[Page and application data records]
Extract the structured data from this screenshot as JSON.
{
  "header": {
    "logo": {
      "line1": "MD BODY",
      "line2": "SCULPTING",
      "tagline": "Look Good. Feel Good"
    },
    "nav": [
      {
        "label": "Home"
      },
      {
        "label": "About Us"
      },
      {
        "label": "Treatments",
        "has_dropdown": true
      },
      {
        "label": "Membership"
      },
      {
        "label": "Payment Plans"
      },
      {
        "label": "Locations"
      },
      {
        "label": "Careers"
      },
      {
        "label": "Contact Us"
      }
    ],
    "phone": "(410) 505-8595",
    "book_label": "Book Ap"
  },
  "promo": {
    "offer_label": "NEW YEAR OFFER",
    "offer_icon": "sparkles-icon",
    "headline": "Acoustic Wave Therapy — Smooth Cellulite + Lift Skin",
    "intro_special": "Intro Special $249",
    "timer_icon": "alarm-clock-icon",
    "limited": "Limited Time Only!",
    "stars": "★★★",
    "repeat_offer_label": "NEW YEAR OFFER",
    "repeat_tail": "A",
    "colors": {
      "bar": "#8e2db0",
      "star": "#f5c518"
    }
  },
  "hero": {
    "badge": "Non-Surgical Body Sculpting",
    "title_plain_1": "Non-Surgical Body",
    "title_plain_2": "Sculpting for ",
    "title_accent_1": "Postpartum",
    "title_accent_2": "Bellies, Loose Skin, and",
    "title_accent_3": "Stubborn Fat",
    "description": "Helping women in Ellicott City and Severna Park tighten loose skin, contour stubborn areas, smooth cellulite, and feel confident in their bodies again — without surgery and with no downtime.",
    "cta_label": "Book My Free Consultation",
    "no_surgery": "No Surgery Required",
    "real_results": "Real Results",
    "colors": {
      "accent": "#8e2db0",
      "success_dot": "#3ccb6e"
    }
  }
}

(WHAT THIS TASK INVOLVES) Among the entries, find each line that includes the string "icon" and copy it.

(ANSWER FOR THE TASK)
    "offer_icon": "sparkles-icon",
    "timer_icon": "alarm-clock-icon",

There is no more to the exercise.